* _The task_: Copy out every entry precisely.

* _Extracted data_:
--

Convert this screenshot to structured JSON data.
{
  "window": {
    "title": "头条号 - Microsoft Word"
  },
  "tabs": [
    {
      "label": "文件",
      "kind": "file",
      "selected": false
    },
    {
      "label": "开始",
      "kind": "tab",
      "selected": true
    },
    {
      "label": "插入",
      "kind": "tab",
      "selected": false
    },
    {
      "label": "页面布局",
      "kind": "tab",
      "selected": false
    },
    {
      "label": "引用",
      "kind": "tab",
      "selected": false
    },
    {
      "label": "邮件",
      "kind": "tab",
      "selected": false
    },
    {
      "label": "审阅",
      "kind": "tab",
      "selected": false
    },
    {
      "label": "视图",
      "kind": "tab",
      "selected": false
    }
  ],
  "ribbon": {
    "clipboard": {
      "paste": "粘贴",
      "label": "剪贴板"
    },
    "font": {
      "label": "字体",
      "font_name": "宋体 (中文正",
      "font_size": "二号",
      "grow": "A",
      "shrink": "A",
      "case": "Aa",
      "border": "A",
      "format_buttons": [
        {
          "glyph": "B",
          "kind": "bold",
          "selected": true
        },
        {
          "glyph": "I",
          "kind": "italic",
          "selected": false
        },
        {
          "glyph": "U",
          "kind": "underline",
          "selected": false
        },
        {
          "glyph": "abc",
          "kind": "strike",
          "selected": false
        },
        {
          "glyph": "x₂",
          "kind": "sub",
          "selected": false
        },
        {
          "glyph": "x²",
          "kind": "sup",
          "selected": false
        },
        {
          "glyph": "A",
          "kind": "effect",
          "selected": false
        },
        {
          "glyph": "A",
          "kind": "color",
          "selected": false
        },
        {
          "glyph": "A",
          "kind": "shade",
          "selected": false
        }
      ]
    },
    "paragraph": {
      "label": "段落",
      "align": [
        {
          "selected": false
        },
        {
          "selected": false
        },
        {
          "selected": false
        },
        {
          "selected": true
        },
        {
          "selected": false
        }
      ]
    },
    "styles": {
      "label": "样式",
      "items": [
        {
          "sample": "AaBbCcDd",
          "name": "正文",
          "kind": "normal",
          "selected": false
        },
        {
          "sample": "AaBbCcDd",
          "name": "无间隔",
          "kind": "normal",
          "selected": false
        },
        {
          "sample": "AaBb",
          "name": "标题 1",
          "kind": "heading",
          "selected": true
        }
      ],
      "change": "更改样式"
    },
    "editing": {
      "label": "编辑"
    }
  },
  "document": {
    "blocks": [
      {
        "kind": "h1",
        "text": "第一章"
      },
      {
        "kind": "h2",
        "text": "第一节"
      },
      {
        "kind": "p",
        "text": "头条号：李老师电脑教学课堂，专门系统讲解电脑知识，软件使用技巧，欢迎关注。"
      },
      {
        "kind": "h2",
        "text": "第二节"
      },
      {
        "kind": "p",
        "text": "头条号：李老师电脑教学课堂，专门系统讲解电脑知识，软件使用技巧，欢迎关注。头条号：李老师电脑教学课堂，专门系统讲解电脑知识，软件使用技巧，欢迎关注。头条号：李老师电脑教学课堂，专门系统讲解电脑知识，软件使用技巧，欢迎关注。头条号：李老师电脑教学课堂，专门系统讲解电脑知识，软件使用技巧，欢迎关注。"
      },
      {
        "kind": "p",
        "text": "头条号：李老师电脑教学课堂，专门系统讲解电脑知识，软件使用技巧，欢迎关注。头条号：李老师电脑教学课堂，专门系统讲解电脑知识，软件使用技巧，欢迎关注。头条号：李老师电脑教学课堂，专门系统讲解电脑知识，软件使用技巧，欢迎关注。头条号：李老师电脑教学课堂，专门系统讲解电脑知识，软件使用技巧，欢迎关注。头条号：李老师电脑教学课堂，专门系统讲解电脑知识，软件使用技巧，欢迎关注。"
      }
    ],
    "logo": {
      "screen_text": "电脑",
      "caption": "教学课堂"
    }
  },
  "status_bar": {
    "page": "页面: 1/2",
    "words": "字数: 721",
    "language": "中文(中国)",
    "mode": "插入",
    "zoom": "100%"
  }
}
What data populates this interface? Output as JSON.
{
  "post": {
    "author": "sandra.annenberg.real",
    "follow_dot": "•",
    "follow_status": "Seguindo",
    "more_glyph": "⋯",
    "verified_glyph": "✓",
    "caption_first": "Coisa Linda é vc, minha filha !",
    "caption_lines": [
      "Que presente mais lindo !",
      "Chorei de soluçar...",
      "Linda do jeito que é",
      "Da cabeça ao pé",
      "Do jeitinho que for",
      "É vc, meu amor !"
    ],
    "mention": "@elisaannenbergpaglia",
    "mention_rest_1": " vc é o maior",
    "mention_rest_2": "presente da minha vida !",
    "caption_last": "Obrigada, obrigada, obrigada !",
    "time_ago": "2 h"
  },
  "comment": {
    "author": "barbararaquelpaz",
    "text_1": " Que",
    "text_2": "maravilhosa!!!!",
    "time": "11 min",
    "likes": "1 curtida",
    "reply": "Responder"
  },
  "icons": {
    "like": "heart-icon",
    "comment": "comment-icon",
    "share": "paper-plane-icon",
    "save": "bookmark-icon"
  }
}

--

* _Answer for this exercise_:
Convert this screenshot to structured JSON data.
{
  "window": {
    "title": "头条号 - Microsoft Word"
  },
  "tabs": [
    {
      "label": "文件",
      "kind": "file",
      "selected": false
    },
    {
      "label": "开始",
      "kind": "tab",
      "selected": true
    },
    {
      "label": "插入",
      "kind": "tab",
      "selected": false
    },
    {
      "label": "页面布局",
      "kind": "tab",
      "selected": false
    },
    {
      "label": "引用",
      "kind": "tab",
      "selected": false
    },
    {
      "label": "邮件",
      "kind": "tab",
      "selected": false
    },
    {
      "label": "审阅",
      "kind": "tab",
      "selected": false
    },
    {
      "label": "视图",
      "kind": "tab",
      "selected": false
    }
  ],
  "ribbon": {
    "clipboard": {
      "paste": "粘贴",
      "label": "剪贴板"
    },
    "font": {
      "label": "字体",
      "font_name": "宋体 (中文正",
      "font_size": "二号",
      "grow": "A",
      "shrink": "A",
      "case": "Aa",
      "border": "A",
      "format_buttons": [
        {
          "glyph": "B",
          "kind": "bold",
          "selected": true
        },
        {
          "glyph": "I",
          "kind": "italic",
          "selected": false
        },
        {
          "glyph": "U",
          "kind": "underline",
          "selected": false
        },
        {
          "glyph": "abc",
          "kind": "strike",
          "selected": false
        },
        {
          "glyph": "x₂",
          "kind": "sub",
          "selected": false
        },
        {
          "glyph": "x²",
          "kind": "sup",
          "selected": false
        },
        {
          "glyph": "A",
          "kind": "effect",
          "selected": false
        },
        {
          "glyph": "A",
          "kind": "color",
          "selected": false
        },
        {
          "glyph": "A",
          "kind": "shade",
          "selected": false
        }
      ]
    },
    "paragraph": {
      "label": "段落",
      "align": [
        {
          "selected": false
        },
        {
          "selected": false
        },
        {
          "selected": false
        },
        {
          "selected": true
        },
        {
          "selected": false
        }
      ]
    },
    "styles": {
      "label": "样式",
      "items": [
        {
          "sample": "AaBbCcDd",
          "name": "正文",
          "kind": "normal",
          "selected": false
        },
        {
          "sample": "AaBbCcDd",
          "name": "无间隔",
          "kind": "normal",
          "selected": false
        },
        {
          "sample": "AaBb",
          "name": "标题 1",
          "kind": "heading",
          "selected": true
        }
      ],
      "change": "更改样式"
    },
    "editing": {
      "label": "编辑"
    }
  },
  "document": {
    "blocks": [
      {
        "kind": "h1",
        "text": "第一章"
      },
      {
        "kind": "h2",
        "text": "第一节"
      },
      {
        "kind": "p",
        "text": "头条号：李老师电脑教学课堂，专门系统讲解电脑知识，软件使用技巧，欢迎关注。"
      },
      {
        "kind": "h2",
        "text": "第二节"
      },
      {
        "kind": "p",
        "text": "头条号：李老师电脑教学课堂，专门系统讲解电脑知识，软件使用技巧，欢迎关注。头条号：李老师电脑教学课堂，专门系统讲解电脑知识，软件使用技巧，欢迎关注。头条号：李老师电脑教学课堂，专门系统讲解电脑知识，软件使用技巧，欢迎关注。头条号：李老师电脑教学课堂，专门系统讲解电脑知识，软件使用技巧，欢迎关注。"
      },
      {
        "kind": "p",
        "text": "头条号：李老师电脑教学课堂，专门系统讲解电脑知识，软件使用技巧，欢迎关注。头条号：李老师电脑教学课堂，专门系统讲解电脑知识，软件使用技巧，欢迎关注。头条号：李老师电脑教学课堂，专门系统讲解电脑知识，软件使用技巧，欢迎关注。头条号：李老师电脑教学课堂，专门系统讲解电脑知识，软件使用技巧，欢迎关注。头条号：李老师电脑教学课堂，专门系统讲解电脑知识，软件使用技巧，欢迎关注。"
      }
    ],
    "logo": {
      "screen_text": "电脑",
      "caption": "教学课堂"
    }
  },
  "status_bar": {
    "page": "页面: 1/2",
    "words": "字数: 721",
    "language": "中文(中国)",
    "mode": "插入",
    "zoom": "100%"
  }
}
What data populates this interface? Output as JSON.
{
  "post": {
    "author": "sandra.annenberg.real",
    "follow_dot": "•",
    "follow_status": "Seguindo",
    "more_glyph": "⋯",
    "verified_glyph": "✓",
    "caption_first": "Coisa Linda é vc, minha filha !",
    "caption_lines": [
      "Que presente mais lindo !",
      "Chorei de soluçar...",
      "Linda do jeito que é",
      "Da cabeça ao pé",
      "Do jeitinho que for",
      "É vc, meu amor !"
    ],
    "mention": "@elisaannenbergpaglia",
    "mention_rest_1": " vc é o maior",
    "mention_rest_2": "presente da minha vida !",
    "caption_last": "Obrigada, obrigada, obrigada !",
    "time_ago": "2 h"
  },
  "comment": {
    "author": "barbararaquelpaz",
    "text_1": " Que",
    "text_2": "maravilhosa!!!!",
    "time": "11 min",
    "likes": "1 curtida",
    "reply": "Responder"
  },
  "icons": {
    "like": "heart-icon",
    "comment": "comment-icon",
    "share": "paper-plane-icon",
    "save": "bookmark-icon"
  }
}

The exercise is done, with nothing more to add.